Chop the feta into pieces.

Mix together in a bowl and serve – the combination of watermelon and courgette will produce enough lovely juices so you won’t need a dressing.

 

Grape, Celery and Feta Salad

This recipe originated from raw food supremo Deb (I 100% recommend her amazing avocado chocolate mousse). I don’t like celery but I love this salad.

Serves one for lunch.

2 sticks celery
1 avocado
Large handful red grapes
1/3 block of feta
1 dessertspoon each of honey and balsamic vinegar

Chop the celery, feta and avocado into small pieces, and the grapes in half.
Mix in together.
Mix honey and balsamic together with a splash of olive oil and drizzle over.

 

Classic Greek Salad

So this salad isn’t completely ‘classic’ as it uses cheat’s olives from a jar. One of the things I love most about Greek salads in Greece is the way they serve their feta on top of their salads in one lump (and the way you buy Feta from huge buckets kept in fridges in the supermarket), but as I’m lazy and like to eat with one hand I chopped mine up.

Serves one for lunch.

1/4 small jar of black olives
1/4 cucumber
3 salad tomatoes
1/2 a small red onion
1/4 block of feta
Pinch dry herbs (preferably oregano)

Chop the cucumber, tomatoes, onion, olives and feta; mix together.
Drizzle with Olive oil and scatter with herbs.

MTT: Super Easy Pea, Mint and Pancetta Soup

I used to be lazy, in the days when I had more time than I knew what to do with it. My default modes were sleeping, eating or working. There wasn’t much in between.

More recently I’m more tired or busy than lazy and would rather spend my free time moo-ing like a cow for Elfie (although I’m not into cows exclusively, I’m open to baa-ing and neigh-ing too) over cooking for a dinner party. But I would still never invite anyone round for dinner without expecting to serve them a full three courses, or serving them something that wasn’t home-made in an immaculate house with ironed linen napkins. It’s a standard I unwittingly set around five years ago and I’m now too stubborn to renege on it. I know, I know.

This Pea, Mint and Pancetta soup is my go-to starter when I’m really pushed on time or energy. Minimal ingredients, minimal cooking, minimal calories but maximum taste.
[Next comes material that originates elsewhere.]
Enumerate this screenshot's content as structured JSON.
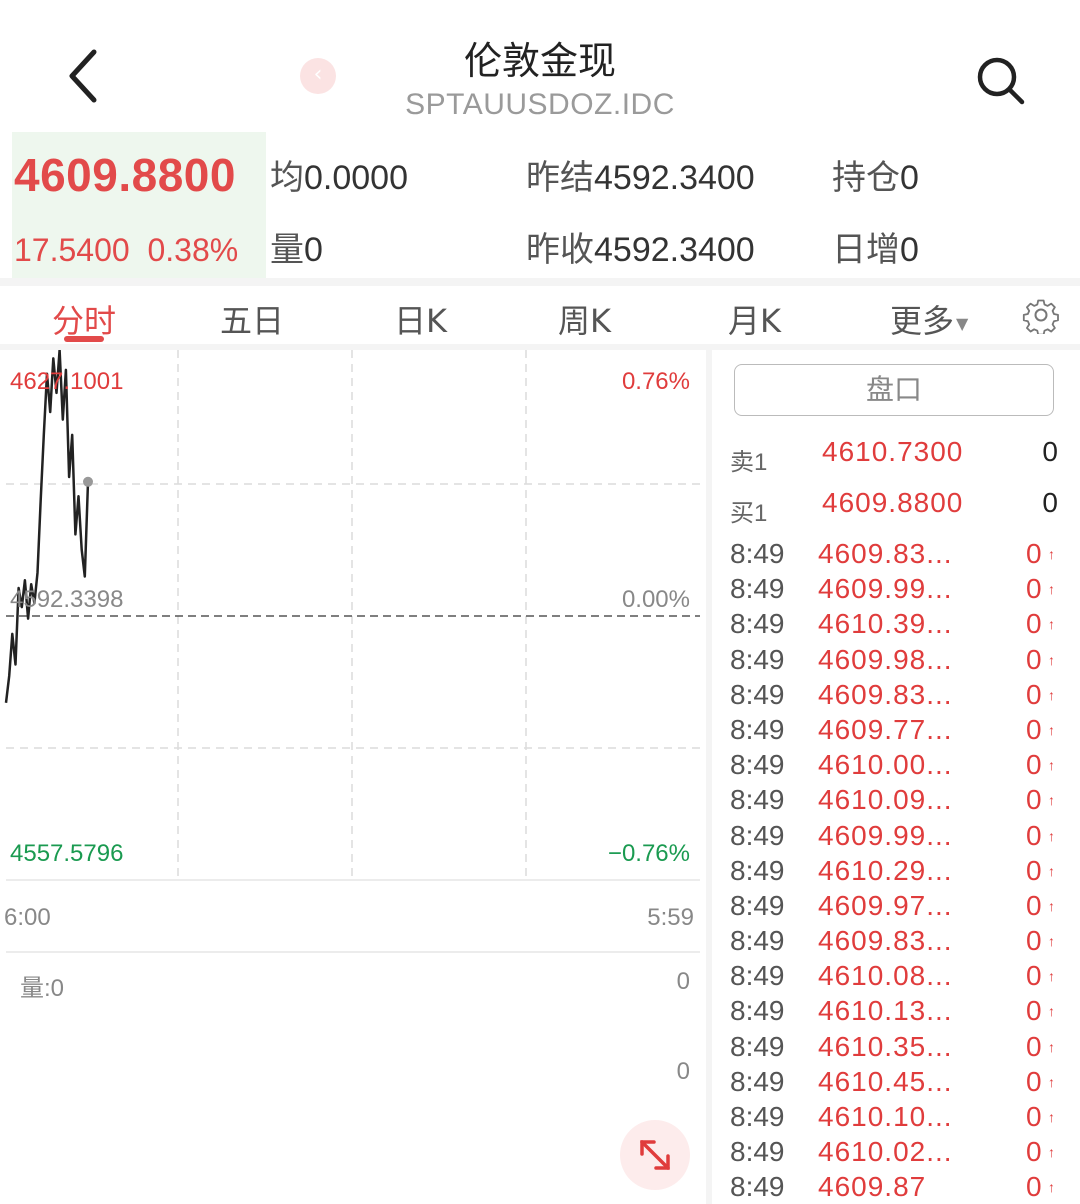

Pea, Mint and Pancetta Soup
 
I must admit to having used a couple of teaspoons of mint jelly in this recipe when I haven’t had any fresh mint to hand. I couldn’t possibly condone such behaviour.
Recipe type: Starter
Serves: 4
Ingredients
  • 500g frozen peas
  • Decent handful fresh mint leaves
  • 1 tbsp Olive Oil
  • 4 tbsp Creme Fraiche (I use a low-fat one when I’m feeling saintly and add a splash of double cream when not)
  • Salt and pepper
  • Small pack pancetta (between 70-100g)
Instructions
  1. Put the frozen peas into a saucepan and cover with boiling water. Bring to the boil and add the mint. Cook for five minutes, or until peas are lovely and tender.
  2. Take off the heat and drain, reserving the cooking liquid. Put the peas and mint into a liquidiser and add enough liquid to just cover the peas.
  3. Blend until smooth. Add olive oil, creme fraiche and seasoning to taste. Blend again to combine.
  4. In a separate frying pan fry the pancetta on a medium-high heat until brown and crispy.
  5. Serve the soup in bowls with pancetta scattered on top.